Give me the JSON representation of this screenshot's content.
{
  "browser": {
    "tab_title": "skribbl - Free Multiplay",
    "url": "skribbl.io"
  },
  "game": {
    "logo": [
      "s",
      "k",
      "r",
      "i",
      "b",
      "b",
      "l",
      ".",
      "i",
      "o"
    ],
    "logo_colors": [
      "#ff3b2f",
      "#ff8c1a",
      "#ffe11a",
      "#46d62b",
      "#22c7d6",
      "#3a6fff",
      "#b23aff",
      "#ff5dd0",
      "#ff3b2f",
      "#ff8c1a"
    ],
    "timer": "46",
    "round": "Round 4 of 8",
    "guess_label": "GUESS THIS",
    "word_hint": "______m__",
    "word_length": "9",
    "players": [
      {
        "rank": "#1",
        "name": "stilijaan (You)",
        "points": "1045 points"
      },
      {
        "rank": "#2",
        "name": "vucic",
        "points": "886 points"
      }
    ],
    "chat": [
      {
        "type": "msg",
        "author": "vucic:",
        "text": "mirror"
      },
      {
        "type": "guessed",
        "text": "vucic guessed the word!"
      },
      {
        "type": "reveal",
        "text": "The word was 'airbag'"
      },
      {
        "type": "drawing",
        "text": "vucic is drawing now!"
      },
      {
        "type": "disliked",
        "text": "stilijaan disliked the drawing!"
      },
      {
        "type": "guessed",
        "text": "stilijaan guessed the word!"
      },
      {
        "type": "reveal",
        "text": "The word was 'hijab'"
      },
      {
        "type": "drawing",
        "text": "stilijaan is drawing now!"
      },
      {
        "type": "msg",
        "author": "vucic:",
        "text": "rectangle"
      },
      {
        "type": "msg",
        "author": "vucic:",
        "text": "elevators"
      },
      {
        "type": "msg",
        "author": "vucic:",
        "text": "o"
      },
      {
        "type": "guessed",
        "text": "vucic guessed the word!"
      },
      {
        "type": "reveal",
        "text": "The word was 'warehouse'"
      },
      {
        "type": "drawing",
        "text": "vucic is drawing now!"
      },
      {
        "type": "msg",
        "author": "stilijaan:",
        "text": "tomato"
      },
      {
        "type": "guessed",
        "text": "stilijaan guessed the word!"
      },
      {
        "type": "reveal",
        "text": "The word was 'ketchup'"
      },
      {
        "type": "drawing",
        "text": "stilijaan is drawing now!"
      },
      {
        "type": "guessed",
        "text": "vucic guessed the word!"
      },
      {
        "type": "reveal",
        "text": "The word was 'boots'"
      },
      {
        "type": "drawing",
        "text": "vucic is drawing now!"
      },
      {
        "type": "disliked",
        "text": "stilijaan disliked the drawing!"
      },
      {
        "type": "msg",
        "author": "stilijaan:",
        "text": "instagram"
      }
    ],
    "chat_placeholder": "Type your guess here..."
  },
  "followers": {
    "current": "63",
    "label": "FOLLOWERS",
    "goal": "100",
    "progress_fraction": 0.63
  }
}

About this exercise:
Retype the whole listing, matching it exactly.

Solution:
Give me the JSON representation of this screenshot's content.
{
  "browser": {
    "tab_title": "skribbl - Free Multiplay",
    "url": "skribbl.io"
  },
  "game": {
    "logo": [
      "s",
      "k",
      "r",
      "i",
      "b",
      "b",
      "l",
      ".",
      "i",
      "o"
    ],
    "logo_colors": [
      "#ff3b2f",
      "#ff8c1a",
      "#ffe11a",
      "#46d62b",
      "#22c7d6",
      "#3a6fff",
      "#b23aff",
      "#ff5dd0",
      "#ff3b2f",
      "#ff8c1a"
    ],
    "timer": "46",
    "round": "Round 4 of 8",
    "guess_label": "GUESS THIS",
    "word_hint": "______m__",
    "word_length": "9",
    "players": [
      {
        "rank": "#1",
        "name": "stilijaan (You)",
        "points": "1045 points"
      },
      {
        "rank": "#2",
        "name": "vucic",
        "points": "886 points"
      }
    ],
    "chat": [
      {
        "type": "msg",
        "author": "vucic:",
        "text": "mirror"
      },
      {
        "type": "guessed",
        "text": "vucic guessed the word!"
      },
      {
        "type": "reveal",
        "text": "The word was 'airbag'"
      },
      {
        "type": "drawing",
        "text": "vucic is drawing now!"
      },
      {
        "type": "disliked",
        "text": "stilijaan disliked the drawing!"
      },
      {
        "type": "guessed",
        "text": "stilijaan guessed the word!"
      },
      {
        "type": "reveal",
        "text": "The word was 'hijab'"
      },
      {
        "type": "drawing",
        "text": "stilijaan is drawing now!"
      },
      {
        "type": "msg",
        "author": "vucic:",
        "text": "rectangle"
      },
      {
        "type": "msg",
        "author": "vucic:",
        "text": "elevators"
      },
      {
        "type": "msg",
        "author": "vucic:",
        "text": "o"
      },
      {
        "type": "guessed",
        "text": "vucic guessed the word!"
      },
      {
        "type": "reveal",
        "text": "The word was 'warehouse'"
      },
      {
        "type": "drawing",
        "text": "vucic is drawing now!"
      },
      {
        "type": "msg",
        "author": "stilijaan:",
        "text": "tomato"
      },
      {
        "type": "guessed",
        "text": "stilijaan guessed the word!"
      },
      {
        "type": "reveal",
        "text": "The word was 'ketchup'"
      },
      {
        "type": "drawing",
        "text": "stilijaan is drawing now!"
      },
      {
        "type": "guessed",
        "text": "vucic guessed the word!"
      },
      {
        "type": "reveal",
        "text": "The word was 'boots'"
      },
      {
        "type": "drawing",
        "text": "vucic is drawing now!"
      },
      {
        "type": "disliked",
        "text": "stilijaan disliked the drawing!"
      },
      {
        "type": "msg",
        "author": "stilijaan:",
        "text": "instagram"
      }
    ],
    "chat_placeholder": "Type your guess here..."
  },
  "followers": {
    "current": "63",
    "label": "FOLLOWERS",
    "goal": "100",
    "progress_fraction": 0.63
  }
}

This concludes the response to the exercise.